This narrative is highly useful; for it shows that Christ receives not only those who, moved by holy desire and faith, freely approach to him, but those who are not yet of age to know how much they need his grace. Those little children have not yet any understanding to desire his blessing; but when they are presented to him, he gently and kindly receives them, and dedicates them to the Father (611) by a solemn act of blessing. We must observe the intention of those who present the children; for if there had not been a deep-rooted conviction in their minds, that the power of the Spirit was at his disposal, that he might pour it out on the people of God, it would have been unreasonable to present their children. There is no room, therefore, to doubt, that they ask for them a participation of his grace; and so, by way of amplification, Luke adds the particle also; as if he had said that, after they had experienced the various ways in which he assisted adults, they formed an expectation likewise in regard to children, that, if he laid hands on them, they would not leave him without having received some of the gifts of the Spirit. The laying on of hands (as we have said on a former occasion) was an ancient and well known sign of blessing; and so there is no reason to wonder, if they desire that Christ, while employing that solemn ceremony, should pray for the children At the same time, as the inferior are blessed by the better, (Hebrews 7:7,) they ascribe to him the power and honor of the highest Prophet.

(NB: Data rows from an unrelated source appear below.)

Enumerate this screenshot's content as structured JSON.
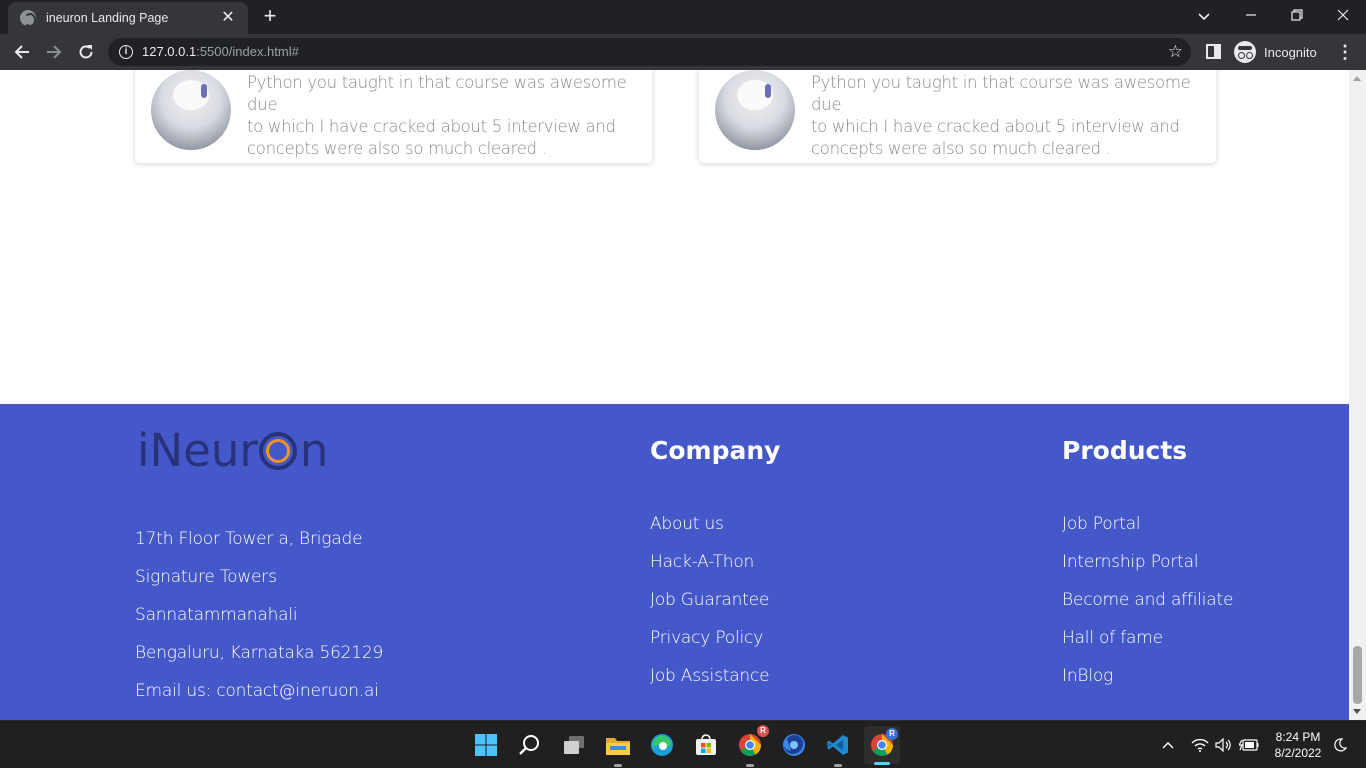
{
  "browser": {
    "tab_title": "ineuron Landing Page",
    "url_host": "127.0.0.1",
    "url_rest": ":5500/index.html#",
    "profile_label": "Incognito"
  },
  "testimonials": [
    {
      "lines": [
        "Python you taught in that course was awesome due",
        "to which I have cracked about 5 interview and",
        "concepts were also so much cleared ."
      ]
    },
    {
      "lines": [
        "Python you taught in that course was awesome due",
        "to which I have cracked about 5 interview and",
        "concepts were also so much cleared ."
      ]
    }
  ],
  "footer": {
    "logo": {
      "prefix": "iNeur",
      "suffix": "n"
    },
    "address": [
      "17th Floor Tower a, Brigade",
      "Signature Towers",
      "Sannatammanahali",
      "Bengaluru, Karnataka 562129",
      "Email us: contact@ineruon.ai"
    ],
    "company": {
      "heading": "Company",
      "links": [
        "About us",
        "Hack-A-Thon",
        "Job Guarantee",
        "Privacy Policy",
        "Job Assistance"
      ]
    },
    "products": {
      "heading": "Products",
      "links": [
        "Job Portal",
        "Internship Portal",
        "Become and affiliate",
        "Hall of fame",
        "InBlog"
      ]
    }
  },
  "taskbar": {
    "time": "8:24 PM",
    "date": "8/2/2022",
    "badge_chrome1": "R",
    "badge_chrome2": "R"
  },
  "colors": {
    "footer_bg": "#4558c9",
    "logo_dark": "#27327a",
    "logo_accent": "#f39323"
  }
}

Matthew 19:13.But the disciples rebuked them. If a crown (612) had been put on his head, they would have admitted it willingly, and with approbation; for they did not yet comprehend his actual office. But they reckon it unworthy of his character to receive children; and their error wanted not plausibility; for what has the highest Prophet and the Son of God to do with infants? But hence we learn, that they who judge of Christ according to the feeling of their flesh are unfair judges; for they constantly deprive him of his peculiar excellencies, and, on the other hand, ascribe, under the appearance of honor, what does not at all belong to him. Hence arose an immense mass of superstitions, which presented to the world a fancied Christ. (613) And therefore let us learn not to think of him otherwise than what himself teaches, and not to assign to him a character different from what he has received from the Father. We see what happened with Popery. They thought that they were conferring a great honor on Christ, if they bowed down before a small piece of bread; but in the sight of God it was an offensive abomination. Again, because they did not think it sufficiently honorable to him to perform the office of an Advocate for us, they made for themselves innumerable intercessors; but in this way they deprived him of the honor of Mediator.